However, most of the above very common and serious issues at workplace, although wrong and unfair, are not illegal. The courts are understandably reluctant to intervene every time one worker calls the other a “bitch” or slams the door or throws documents in one’s face. There is a general consensus in the judicial community that it’s not the court’s job to resolve every dispute at workplace that is based on personal animosity or alike emotions, unless such disputes escalate to something more – other imminent threats of violence of discriminatory conduct (where an employee is clearly mistreated as a result of being a member of protected class, such as race, age, religion, ethnic origin, disability, etc.)
To recover for intentional infliction of emotional distress, the employer’s action must be shown to be “so extreme and outrageous as to go beyond all bounds of decency, and to be regarded as atrocious, and utterly intolerable in a civilized community” as California Supreme Court noted in Alcorn v. Anbro Eng. Inc. By definition, to be actionable the employer’s conduct must be more than just mere rudeness, insults or otherwise creating a stressful environment at workplace that’s typical to many other places of work.
Thus, such egregious conduct as racial and sexual discrimination and harassment at workplace, national origin harassment (using racial slur, etc ) are considered to be extreme and outrageous, and so are repeated threats, stated in graphic terms, may constitute extreme and outrageous conduct. On the other hand, termination by itself, criticism of performance, unfriendly demeanor and similar claims are not considered extreme and outrageous.

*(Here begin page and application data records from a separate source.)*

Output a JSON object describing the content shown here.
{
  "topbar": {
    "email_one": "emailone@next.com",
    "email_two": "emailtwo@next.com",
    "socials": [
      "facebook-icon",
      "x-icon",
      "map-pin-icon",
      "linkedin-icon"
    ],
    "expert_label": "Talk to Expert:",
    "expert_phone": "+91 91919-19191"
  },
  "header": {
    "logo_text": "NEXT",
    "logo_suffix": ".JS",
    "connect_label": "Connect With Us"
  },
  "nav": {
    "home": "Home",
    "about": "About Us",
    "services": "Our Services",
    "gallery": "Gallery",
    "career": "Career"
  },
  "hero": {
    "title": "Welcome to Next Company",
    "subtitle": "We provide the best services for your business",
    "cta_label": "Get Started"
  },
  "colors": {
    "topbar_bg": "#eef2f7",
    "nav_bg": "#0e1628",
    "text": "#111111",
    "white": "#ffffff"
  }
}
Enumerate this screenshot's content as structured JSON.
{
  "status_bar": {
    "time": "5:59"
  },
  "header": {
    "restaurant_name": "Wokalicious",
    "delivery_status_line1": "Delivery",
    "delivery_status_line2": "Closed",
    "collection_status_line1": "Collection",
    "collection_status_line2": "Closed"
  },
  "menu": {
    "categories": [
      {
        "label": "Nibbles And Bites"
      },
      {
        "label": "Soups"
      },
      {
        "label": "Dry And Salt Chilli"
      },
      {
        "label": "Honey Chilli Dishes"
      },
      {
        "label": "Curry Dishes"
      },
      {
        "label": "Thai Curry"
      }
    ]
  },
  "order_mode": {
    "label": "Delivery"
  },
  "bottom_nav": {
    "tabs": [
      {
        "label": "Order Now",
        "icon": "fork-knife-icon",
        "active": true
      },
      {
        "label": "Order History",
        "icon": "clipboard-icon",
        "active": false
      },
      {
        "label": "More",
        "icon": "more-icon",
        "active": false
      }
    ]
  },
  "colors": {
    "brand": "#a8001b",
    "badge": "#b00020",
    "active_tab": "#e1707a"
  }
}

The liability also generally doesn’t extend to mere insults, indignities, annoyance, petty oppressions or other workplace trivialities. By nature, a workplace is an environment permeated with tension and insecurity about one’s status. There is no way for the law to intervene in every case where a worker’s feelings are hurt. But the law is of great help and protection, when the conduct that causes emotional distress goes too far.
Many conflicts have to be resolved within the workplace by addressing them with immediate supervisor, or – if ineffective – with executive management. An employee might feel that no one cares about his problems, but more often than not – there will be at least one executive at a company who will want to do the right thing and help resolve a conflict between workers. As an example, one typical step that a manager of a larger company can take, is transferring an employee to another department to distance him/her from another worker/s who he cannot get along with.